Wednesday afternoon is the city-wide Fitness Fair at the rec center. Last year’s event was canceled, as it was held on the same day and time as the Fried Chicken & Cigarette Fair. This year’s event, however, promises to be a huge success, as they have secured a large corporate sponsorship from the Intelligence Group International, who will provide free prostate screenings, mammograms, and surgically embedded government monitoring devices.

Thursday morning, the National Weather Service and National Security Agency have scheduled a giant sandstorm.

Friday is an oasis. Only a metaphor for something unattainable. A haunting dream of meaning for our lives, but don’t look. Turn your head. Your life is here. Stay here. You are alone. You are so peacefully alone. That’s it. Yes. Good.

10.11 – Feral Dogs

This just in: two more schoolchildren were attacked by the wild dogs this morning near the playground at Night Vale Elementary School. One of the boys was taken to Night Vale General with treatable leg injuries. The other boy, we understand, was unharmed, because he was a better boy, and more loved by the angels.

We’ve also received confirmation that a handful of mangy curs broke into the Senior Center, stole their televisions, and made the internet stop working. This has gotten out of hand, ladies and gentlemen. We simply cannot live in fear for our safety because of wild dogs.
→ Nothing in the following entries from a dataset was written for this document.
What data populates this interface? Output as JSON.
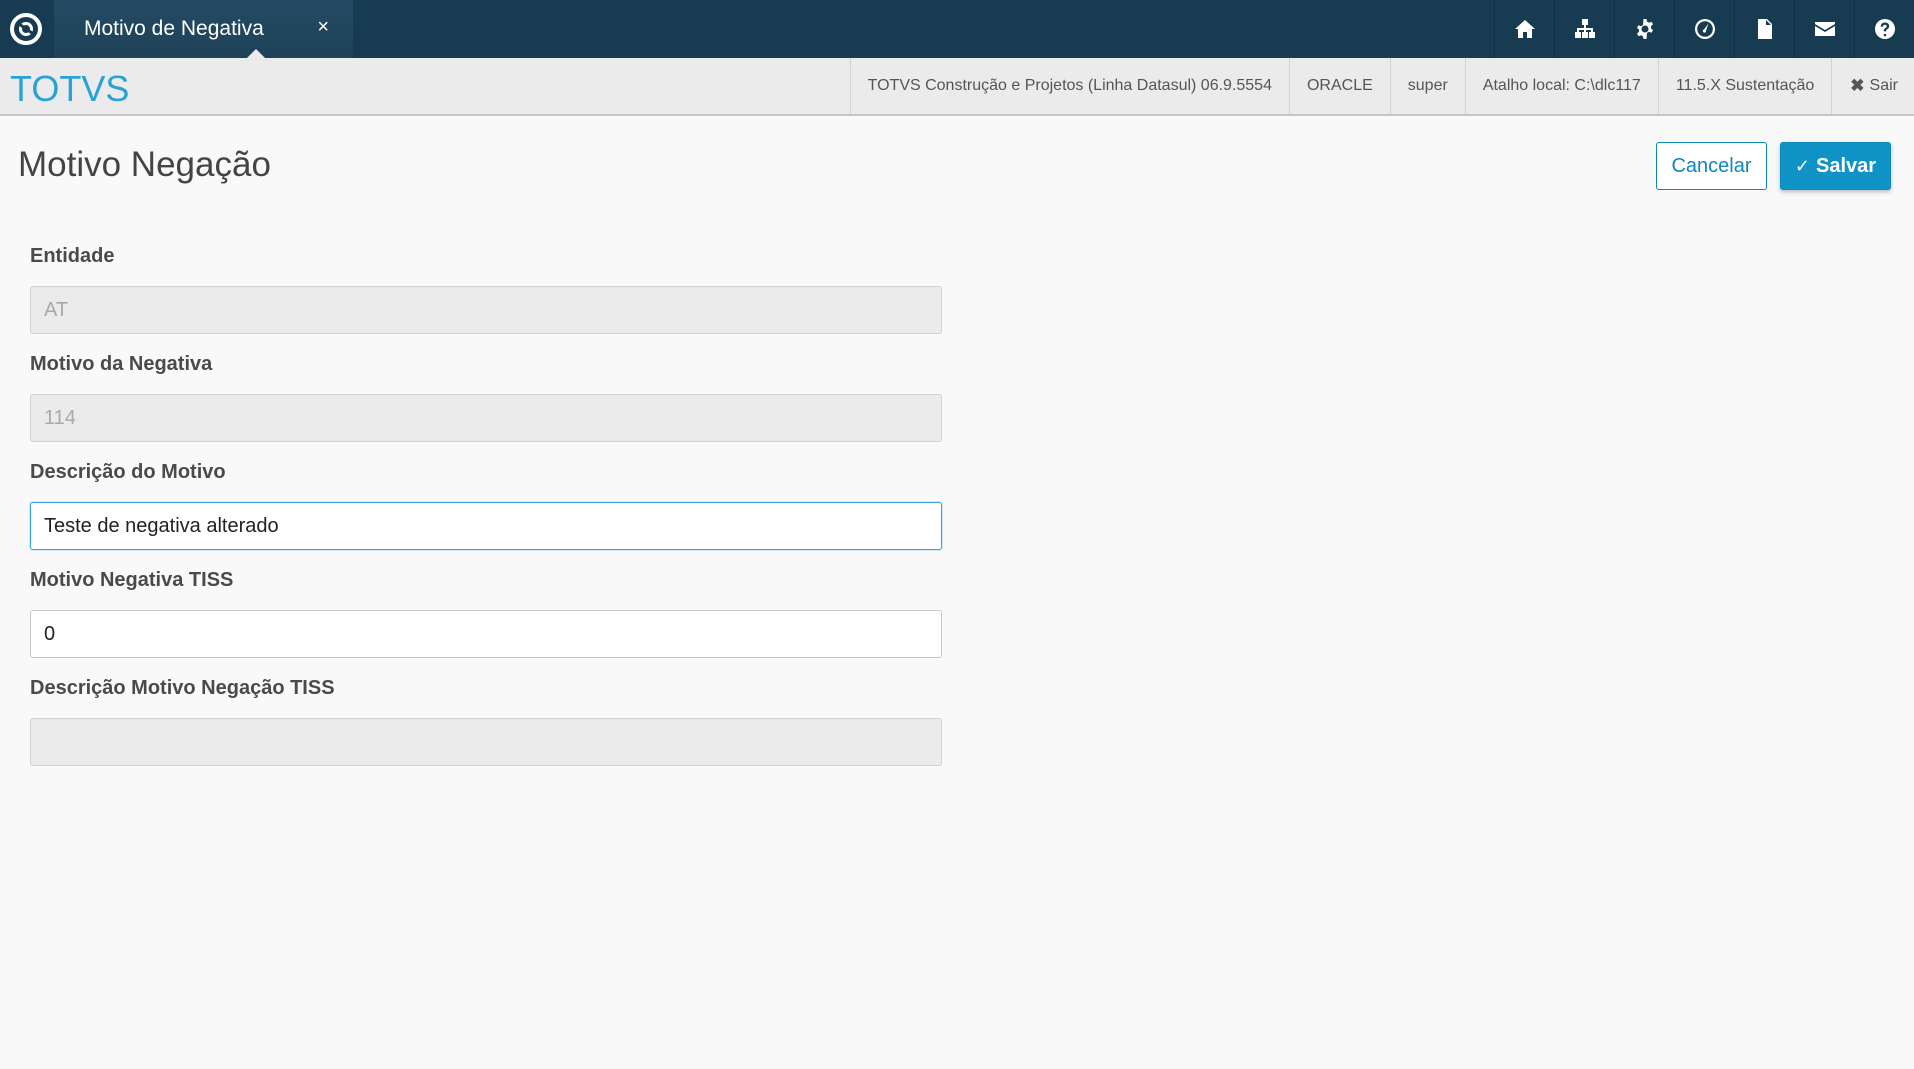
{
  "topbar": {
    "tab_label": "Motivo de Negativa",
    "tab_close": "×",
    "icons": [
      "home-icon",
      "sitemap-icon",
      "gear-icon",
      "speedometer-icon",
      "document-icon",
      "mail-icon",
      "help-icon"
    ]
  },
  "subbar": {
    "brand": "TOTVS",
    "product": "TOTVS Construção e Projetos (Linha Datasul) 06.9.5554",
    "database": "ORACLE",
    "user": "super",
    "shortcut": "Atalho local: C:\\dlc117",
    "version": "11.5.X Sustentação",
    "exit_icon": "✖",
    "exit_label": "Sair"
  },
  "page": {
    "title": "Motivo Negação",
    "cancel_label": "Cancelar",
    "save_check": "✓",
    "save_label": "Salvar"
  },
  "form": {
    "entidade_label": "Entidade",
    "entidade_value": "AT",
    "motivo_label": "Motivo da Negativa",
    "motivo_value": "114",
    "descricao_label": "Descrição do Motivo",
    "descricao_value": "Teste de negativa alterado",
    "tiss_label": "Motivo Negativa TISS",
    "tiss_value": "0",
    "desc_tiss_label": "Descrição Motivo Negação TISS",
    "desc_tiss_value": ""
  },
  "colors": {
    "topbar": "#173c52",
    "brand": "#29a3d6",
    "primary": "#0f93c6"
  }
}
Allow me a brief editorial here, if you would. First off: please, have your pets fixed. It’s an inexpensive and quick process. You can take your dog or cat to the Night Vale SPCA, to your local veterinarian, or to Big Rico’s Pizza. Rico studies taxidermy as a hobby, so he’s happy to help out in whatever way he can.

Second, many of these dog packs are formed by dogs that are not raised to be loved, but bred to fight. Trainers are teaching these dogs everything from jujitsu to kickboxing to knifework. This is simply unacceptable. Dogfighting is illegal, cruel to animals, and a danger to society when these dogs are untethered.

But we are a strong, united community here in Night Vale. We must stand up to violence. Our town was founded by peace-loving imperialist conquerors who, to escape taxation, overwhelmed a potentially violent race of indigenous people and founded this beautiful city on principles of family, fortitude, fence-building, and friendly propaganda. Let’s not forget our long-standing town motto: “We have nothing to fear except ourselves— we are unholy, awful people. Fear ourselves with silence. Look down, Night Vale. Look down, and forget what you’ve done.” That is the motto of a determined, unified community.

And now, the weather.

[“I Know This” by Rachel Kann.]